=== Work instructions ===
Look through the lines below and extract any with the word "Device".

[Extracted data]

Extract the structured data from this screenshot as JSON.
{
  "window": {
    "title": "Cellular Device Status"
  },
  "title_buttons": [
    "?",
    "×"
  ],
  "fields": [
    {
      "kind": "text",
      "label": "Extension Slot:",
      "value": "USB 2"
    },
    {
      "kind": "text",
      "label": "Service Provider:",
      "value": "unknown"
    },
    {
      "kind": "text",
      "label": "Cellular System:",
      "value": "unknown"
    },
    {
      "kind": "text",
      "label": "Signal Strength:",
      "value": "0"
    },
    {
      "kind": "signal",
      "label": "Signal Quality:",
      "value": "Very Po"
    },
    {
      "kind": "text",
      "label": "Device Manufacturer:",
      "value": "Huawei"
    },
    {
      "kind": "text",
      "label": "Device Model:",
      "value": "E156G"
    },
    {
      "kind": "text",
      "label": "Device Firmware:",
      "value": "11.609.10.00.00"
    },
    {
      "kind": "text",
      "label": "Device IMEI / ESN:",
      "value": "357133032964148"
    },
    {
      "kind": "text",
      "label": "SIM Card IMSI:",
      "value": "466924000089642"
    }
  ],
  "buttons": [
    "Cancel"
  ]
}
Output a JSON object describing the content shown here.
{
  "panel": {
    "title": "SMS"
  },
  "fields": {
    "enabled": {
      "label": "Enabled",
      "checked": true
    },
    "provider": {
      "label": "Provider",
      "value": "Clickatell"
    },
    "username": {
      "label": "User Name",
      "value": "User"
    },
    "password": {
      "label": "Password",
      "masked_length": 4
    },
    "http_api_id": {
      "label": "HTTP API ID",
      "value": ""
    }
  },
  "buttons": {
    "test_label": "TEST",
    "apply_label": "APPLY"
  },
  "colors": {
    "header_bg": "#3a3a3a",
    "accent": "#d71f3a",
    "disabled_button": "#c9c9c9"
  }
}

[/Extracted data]

=== Solution to the problem ===
    "title": "Cellular Device Status"
      "label": "Device Manufacturer:",
      "label": "Device Model:",
      "label": "Device Firmware:",
      "label": "Device IMEI / ESN:",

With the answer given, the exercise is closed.